Burdock is commonly referred to as Arctium which comprises a genus of the biennial variety of plants.

Burdock belongs to the botanical family of Asteraceae, members of which find various uses for a many purposes all over the world.

It belongs to the botanical order of Asterales.

The plant grows widely all over the world and flowers between the months of July till October. The flowers of this plant are known to provide nectar for bees that produce honey.

The leaves are large are heart shaped.

The burdock plant consists of prickly heads which are known to easily latch onto clothing and fur and are known to have such strong clinging powers that it was recorded that birds that were caught or entangled into the same eventually found themselves trapped and died as they were not able to free themselves from the same.

The property of the burdock to cling was thus responsible for inventing the mechanism of the hook and loop fastener and also provided as an excellent mechanism for the dispersing of seeds.

Uses of Burdock

Food and Drink

The burdock plant comprises of a tap root, the same is widely consumed and eaten as a root type of a vegetable.

This is extremely popular in the East Asian cuisine especially in China, Korea and Honk Kong.

The Chinese refer to this root preparation as niubang.

The Japanese consume the burdock root in a preparation knows as gobo.

The Koreans make use of the burdock root to prepare u-eong which is also referred to as tong e-eong or the whole burdock as it sold and consumed.

The roots can grow extremely long and penetrate deep into the soil and can measure as long a meter

It is extremely crisp and crunchy in its texture and its flavor comprises a mixture of pungent and sweet.

The stalks of the flowers are also used as food and have a taste similar to that of artichokes. The stalk is peeled and is either consumed raw or it is put into boiling water so as to soften it and then consumed.

The Japanese also consume the leaves of the plant, thus we see the whole plant is consumed for food purposes, leaving no part to waste whatsoever.

The advances in biochemistry enabled us to understand the nutrient and chemical value of the contents found in burdock. It was thus discovered that the root contains extremely generous quantities of potassium, amino acids and calcium which are extremely essential to the body.

The root also contains a compound called poly phenol oxidase which is responsible for imparting the characteristic brownish color

In Britain, burdock is one of the main ingredients of a soft drink that was widely consumed during the medieval ages.
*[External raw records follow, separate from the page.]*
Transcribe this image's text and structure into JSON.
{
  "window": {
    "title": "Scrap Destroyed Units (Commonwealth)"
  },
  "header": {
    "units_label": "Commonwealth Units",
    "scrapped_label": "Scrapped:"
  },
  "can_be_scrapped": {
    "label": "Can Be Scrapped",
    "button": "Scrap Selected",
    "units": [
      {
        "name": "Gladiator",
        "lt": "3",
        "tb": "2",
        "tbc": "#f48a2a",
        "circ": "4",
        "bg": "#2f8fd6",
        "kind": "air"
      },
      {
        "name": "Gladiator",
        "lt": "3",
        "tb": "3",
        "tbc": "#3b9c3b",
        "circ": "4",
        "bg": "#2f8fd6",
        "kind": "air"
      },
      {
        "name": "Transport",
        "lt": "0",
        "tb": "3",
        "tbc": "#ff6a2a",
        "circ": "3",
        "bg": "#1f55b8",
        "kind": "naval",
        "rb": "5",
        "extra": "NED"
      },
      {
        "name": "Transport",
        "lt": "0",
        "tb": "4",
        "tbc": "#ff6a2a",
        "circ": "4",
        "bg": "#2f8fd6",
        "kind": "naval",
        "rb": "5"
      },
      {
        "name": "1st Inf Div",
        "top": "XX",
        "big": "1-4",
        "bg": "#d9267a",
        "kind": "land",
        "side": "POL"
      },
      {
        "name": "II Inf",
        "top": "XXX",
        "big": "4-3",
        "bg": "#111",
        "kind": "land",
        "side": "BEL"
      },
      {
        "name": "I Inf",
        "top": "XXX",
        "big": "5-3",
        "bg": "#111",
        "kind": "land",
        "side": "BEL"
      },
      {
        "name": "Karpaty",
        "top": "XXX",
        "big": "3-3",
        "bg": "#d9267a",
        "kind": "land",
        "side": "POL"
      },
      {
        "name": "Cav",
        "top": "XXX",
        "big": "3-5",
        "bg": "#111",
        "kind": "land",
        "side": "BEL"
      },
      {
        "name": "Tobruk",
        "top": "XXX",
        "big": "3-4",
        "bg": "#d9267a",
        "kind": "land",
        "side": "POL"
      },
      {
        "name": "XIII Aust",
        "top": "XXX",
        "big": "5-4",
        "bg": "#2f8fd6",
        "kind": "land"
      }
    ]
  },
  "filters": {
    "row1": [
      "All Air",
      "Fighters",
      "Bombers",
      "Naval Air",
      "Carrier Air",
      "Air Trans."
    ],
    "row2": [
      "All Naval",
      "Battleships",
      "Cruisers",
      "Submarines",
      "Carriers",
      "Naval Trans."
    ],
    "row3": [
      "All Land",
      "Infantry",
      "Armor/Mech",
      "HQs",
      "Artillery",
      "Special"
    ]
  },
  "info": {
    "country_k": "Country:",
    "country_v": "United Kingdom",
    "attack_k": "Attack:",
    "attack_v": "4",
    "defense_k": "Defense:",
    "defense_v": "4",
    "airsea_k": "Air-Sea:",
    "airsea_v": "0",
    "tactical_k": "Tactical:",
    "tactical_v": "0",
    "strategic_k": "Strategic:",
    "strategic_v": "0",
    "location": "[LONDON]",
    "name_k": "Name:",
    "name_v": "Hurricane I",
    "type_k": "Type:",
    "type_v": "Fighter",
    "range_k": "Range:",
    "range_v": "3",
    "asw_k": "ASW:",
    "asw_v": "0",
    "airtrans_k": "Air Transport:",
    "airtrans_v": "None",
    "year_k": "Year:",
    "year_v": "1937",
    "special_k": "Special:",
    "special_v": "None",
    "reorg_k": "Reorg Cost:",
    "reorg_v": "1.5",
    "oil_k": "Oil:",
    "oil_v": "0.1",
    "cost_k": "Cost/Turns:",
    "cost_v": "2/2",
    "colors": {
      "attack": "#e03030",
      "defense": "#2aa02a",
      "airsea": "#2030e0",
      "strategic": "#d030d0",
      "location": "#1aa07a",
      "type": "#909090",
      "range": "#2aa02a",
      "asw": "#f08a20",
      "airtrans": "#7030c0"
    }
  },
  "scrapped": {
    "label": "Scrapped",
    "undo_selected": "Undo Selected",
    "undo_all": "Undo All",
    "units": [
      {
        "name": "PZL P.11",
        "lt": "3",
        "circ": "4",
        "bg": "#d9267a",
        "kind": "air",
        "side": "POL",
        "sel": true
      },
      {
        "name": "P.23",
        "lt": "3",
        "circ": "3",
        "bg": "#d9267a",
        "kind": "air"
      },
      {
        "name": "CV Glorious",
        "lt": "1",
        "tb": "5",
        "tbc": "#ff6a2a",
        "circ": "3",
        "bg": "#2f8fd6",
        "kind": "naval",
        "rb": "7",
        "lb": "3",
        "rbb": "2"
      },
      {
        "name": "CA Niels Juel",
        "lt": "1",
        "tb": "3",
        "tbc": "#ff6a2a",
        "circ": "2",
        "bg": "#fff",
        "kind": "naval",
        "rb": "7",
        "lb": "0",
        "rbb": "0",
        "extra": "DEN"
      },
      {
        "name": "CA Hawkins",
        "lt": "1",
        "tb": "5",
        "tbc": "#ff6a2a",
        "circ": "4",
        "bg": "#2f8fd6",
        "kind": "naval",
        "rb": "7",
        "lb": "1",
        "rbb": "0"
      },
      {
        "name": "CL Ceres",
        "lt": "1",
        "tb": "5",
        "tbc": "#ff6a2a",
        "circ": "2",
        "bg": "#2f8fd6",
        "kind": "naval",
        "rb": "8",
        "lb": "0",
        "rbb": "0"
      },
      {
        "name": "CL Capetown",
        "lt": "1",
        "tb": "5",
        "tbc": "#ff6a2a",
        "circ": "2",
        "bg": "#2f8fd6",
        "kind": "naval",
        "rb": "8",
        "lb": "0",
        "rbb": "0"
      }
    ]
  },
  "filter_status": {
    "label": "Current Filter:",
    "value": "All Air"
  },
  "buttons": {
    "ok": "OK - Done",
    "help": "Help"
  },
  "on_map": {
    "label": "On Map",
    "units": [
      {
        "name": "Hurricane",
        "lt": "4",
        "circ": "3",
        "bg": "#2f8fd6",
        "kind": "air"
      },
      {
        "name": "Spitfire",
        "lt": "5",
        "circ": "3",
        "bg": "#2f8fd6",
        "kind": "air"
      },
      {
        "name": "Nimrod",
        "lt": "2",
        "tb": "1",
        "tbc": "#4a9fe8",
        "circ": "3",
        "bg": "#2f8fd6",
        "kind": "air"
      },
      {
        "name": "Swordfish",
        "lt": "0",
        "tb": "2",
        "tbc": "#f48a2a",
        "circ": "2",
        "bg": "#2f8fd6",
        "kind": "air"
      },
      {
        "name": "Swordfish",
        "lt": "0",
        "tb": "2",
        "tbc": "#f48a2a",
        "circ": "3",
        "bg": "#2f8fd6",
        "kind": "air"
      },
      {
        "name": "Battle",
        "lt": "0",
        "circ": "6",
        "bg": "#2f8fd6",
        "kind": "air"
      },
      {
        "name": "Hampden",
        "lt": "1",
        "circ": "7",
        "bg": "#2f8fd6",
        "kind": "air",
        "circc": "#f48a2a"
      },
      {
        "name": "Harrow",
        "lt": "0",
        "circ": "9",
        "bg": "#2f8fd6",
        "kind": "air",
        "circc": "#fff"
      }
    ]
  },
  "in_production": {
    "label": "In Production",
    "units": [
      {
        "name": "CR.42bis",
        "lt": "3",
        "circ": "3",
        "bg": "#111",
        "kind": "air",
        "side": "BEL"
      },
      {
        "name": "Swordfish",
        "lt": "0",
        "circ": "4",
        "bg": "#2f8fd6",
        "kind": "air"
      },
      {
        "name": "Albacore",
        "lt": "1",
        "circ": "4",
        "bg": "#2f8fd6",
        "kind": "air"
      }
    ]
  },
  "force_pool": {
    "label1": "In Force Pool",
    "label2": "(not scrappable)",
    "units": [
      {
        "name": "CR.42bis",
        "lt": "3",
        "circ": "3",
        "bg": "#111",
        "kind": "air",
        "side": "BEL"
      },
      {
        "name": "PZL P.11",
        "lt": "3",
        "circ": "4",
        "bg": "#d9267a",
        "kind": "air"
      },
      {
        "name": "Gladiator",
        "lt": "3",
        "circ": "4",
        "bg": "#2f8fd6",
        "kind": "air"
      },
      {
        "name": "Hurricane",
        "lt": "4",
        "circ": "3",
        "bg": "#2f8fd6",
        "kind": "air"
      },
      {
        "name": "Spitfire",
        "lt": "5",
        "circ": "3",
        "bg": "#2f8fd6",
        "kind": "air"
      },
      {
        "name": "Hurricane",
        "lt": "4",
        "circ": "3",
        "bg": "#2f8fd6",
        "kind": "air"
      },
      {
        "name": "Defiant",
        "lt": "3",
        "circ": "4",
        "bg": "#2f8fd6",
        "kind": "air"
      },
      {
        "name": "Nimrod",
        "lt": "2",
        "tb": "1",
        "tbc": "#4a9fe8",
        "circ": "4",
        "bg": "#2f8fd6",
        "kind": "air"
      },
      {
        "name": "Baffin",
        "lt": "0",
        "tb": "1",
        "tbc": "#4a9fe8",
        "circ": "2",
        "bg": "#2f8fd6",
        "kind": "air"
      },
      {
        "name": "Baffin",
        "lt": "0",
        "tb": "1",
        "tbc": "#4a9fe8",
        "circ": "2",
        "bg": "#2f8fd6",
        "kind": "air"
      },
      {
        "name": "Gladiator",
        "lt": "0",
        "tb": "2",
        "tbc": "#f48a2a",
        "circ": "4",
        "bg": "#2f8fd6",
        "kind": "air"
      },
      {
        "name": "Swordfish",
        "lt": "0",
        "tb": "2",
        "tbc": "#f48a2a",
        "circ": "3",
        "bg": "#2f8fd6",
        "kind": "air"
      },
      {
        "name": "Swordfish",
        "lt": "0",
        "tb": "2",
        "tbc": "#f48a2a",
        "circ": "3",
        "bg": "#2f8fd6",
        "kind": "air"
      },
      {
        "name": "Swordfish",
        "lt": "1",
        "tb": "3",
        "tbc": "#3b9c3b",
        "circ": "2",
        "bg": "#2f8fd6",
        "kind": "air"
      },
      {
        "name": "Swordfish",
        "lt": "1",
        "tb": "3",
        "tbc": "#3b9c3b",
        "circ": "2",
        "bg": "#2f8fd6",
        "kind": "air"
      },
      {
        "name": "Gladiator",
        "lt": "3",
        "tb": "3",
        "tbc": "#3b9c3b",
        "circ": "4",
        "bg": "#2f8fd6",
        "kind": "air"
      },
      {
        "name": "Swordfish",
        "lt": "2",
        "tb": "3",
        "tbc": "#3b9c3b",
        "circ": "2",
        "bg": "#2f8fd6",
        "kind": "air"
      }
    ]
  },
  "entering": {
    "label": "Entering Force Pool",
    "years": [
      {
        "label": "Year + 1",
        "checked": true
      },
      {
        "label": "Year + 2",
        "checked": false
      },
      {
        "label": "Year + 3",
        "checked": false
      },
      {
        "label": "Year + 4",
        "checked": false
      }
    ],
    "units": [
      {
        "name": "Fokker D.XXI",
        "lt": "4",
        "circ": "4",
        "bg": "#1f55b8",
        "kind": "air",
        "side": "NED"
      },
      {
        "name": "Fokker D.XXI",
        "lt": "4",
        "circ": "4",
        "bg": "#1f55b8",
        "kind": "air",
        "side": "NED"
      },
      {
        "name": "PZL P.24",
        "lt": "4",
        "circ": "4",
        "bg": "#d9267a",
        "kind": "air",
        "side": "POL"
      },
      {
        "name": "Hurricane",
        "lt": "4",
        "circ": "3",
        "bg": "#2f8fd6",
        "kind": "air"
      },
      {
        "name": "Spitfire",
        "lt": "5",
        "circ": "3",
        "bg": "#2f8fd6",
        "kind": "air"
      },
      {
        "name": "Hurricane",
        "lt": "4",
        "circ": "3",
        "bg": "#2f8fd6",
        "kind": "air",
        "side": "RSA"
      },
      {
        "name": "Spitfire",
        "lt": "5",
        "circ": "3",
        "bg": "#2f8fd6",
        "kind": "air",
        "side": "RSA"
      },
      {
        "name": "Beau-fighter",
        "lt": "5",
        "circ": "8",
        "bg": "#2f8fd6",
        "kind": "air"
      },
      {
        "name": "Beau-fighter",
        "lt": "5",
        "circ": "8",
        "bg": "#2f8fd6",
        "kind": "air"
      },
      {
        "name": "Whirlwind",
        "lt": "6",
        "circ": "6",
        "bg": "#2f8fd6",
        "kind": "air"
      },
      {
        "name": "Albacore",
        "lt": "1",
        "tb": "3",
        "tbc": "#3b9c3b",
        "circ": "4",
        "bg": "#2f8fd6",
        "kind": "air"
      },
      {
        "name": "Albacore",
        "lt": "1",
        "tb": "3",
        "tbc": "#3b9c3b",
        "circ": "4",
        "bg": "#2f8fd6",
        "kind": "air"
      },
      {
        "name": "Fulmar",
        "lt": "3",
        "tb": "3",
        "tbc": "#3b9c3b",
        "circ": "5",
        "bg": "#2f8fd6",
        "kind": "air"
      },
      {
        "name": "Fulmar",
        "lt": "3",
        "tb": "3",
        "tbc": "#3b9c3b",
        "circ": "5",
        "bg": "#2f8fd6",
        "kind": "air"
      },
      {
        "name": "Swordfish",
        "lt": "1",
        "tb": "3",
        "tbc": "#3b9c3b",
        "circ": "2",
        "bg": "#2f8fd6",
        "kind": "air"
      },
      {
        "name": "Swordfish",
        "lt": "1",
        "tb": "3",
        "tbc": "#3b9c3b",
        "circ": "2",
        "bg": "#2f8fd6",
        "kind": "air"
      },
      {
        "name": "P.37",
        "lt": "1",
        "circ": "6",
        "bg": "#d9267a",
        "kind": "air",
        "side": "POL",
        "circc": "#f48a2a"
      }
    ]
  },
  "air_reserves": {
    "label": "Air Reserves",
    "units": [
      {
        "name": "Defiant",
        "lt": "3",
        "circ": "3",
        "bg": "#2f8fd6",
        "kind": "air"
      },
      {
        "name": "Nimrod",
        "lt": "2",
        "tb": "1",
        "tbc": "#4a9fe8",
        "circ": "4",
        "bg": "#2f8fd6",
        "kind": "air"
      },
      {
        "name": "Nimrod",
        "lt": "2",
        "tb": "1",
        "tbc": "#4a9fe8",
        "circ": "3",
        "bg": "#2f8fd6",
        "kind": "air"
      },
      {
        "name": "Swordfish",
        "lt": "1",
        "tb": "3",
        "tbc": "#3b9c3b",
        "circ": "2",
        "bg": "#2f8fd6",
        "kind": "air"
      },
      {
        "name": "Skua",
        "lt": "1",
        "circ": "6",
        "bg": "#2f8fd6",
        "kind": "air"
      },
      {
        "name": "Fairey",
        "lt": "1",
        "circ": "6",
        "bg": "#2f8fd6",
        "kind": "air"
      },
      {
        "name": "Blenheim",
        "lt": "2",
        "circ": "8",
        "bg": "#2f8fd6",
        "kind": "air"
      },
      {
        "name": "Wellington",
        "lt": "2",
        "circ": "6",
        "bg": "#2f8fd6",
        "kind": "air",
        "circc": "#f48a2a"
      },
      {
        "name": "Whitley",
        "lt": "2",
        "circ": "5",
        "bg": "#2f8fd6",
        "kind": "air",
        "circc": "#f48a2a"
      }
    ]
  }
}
It was employed as a bittering agent in the manufacturing of beer.

Burdock also has the property to increase lactation in females and was thus used as a galactagogue.

Traditional Medicine

Since ancient times, burdock has been used for a variety of purposes and was believed to be a diuretic, a blood purifying agent and a diaphoretic.

Chinese traditional medicine has made use of the seeds since centuries owing to their medical benefits.

The extract of the burdock root, especially the burdock oil or bur oil as it is also referred to has also been used for ailments related to the scalp especially in Europe for centuries.

Recent studies have shown that bur oil is extremely rich in essential fatty acids and phytosterols.

Magical and mystical uses

In the region of Anatolia that lies in modern day Turkey, the burdock plant was believed to help ward off evil spirits and provide protection to the surroundings.

The women also weaved the same into kilims which were a type of a carpet or a rug that could be placed at home or the work place to ward off any evil spirits.

Side effects

The roots are naturally diuretic and thus should be avoided in case of dehydration. It efficacy in thus controlling blood pressure by helping in diuresis is still being studied.

The plant also contains a high amount of lactone and can cause allergies in those who are allergic to the same and thus should be avoided.

Owing to its actions on the uterus, pregnant women or those women wanting to become pregnant should not consume this plant as it may lead to an abortion or menstrual bleeding.

Burdock and fabric, an invention form a coincidence!

Around the year 1948, a Swiss inventor named George de Mestral became extremely curious after he walked his dog through a garden that had burdock and realized the seeds of the same had gotten stuck to his clothing as well as the dogs fur. He decided to observe the seeds under a microscope and thus discovered the discovered the hook and loop fastener mechanism used by the plant to disperse its seeds.

This hook and loop mechanism was eventually used to develop the fabric we now know as velcro which is used extensively in a variety of household items all over the world.

Thus we see that burdock to Mestral was what the apple was to Newton!

This thus explains in depth the uses of burdock and how the same is now used extensively all over the world owing to its various properties.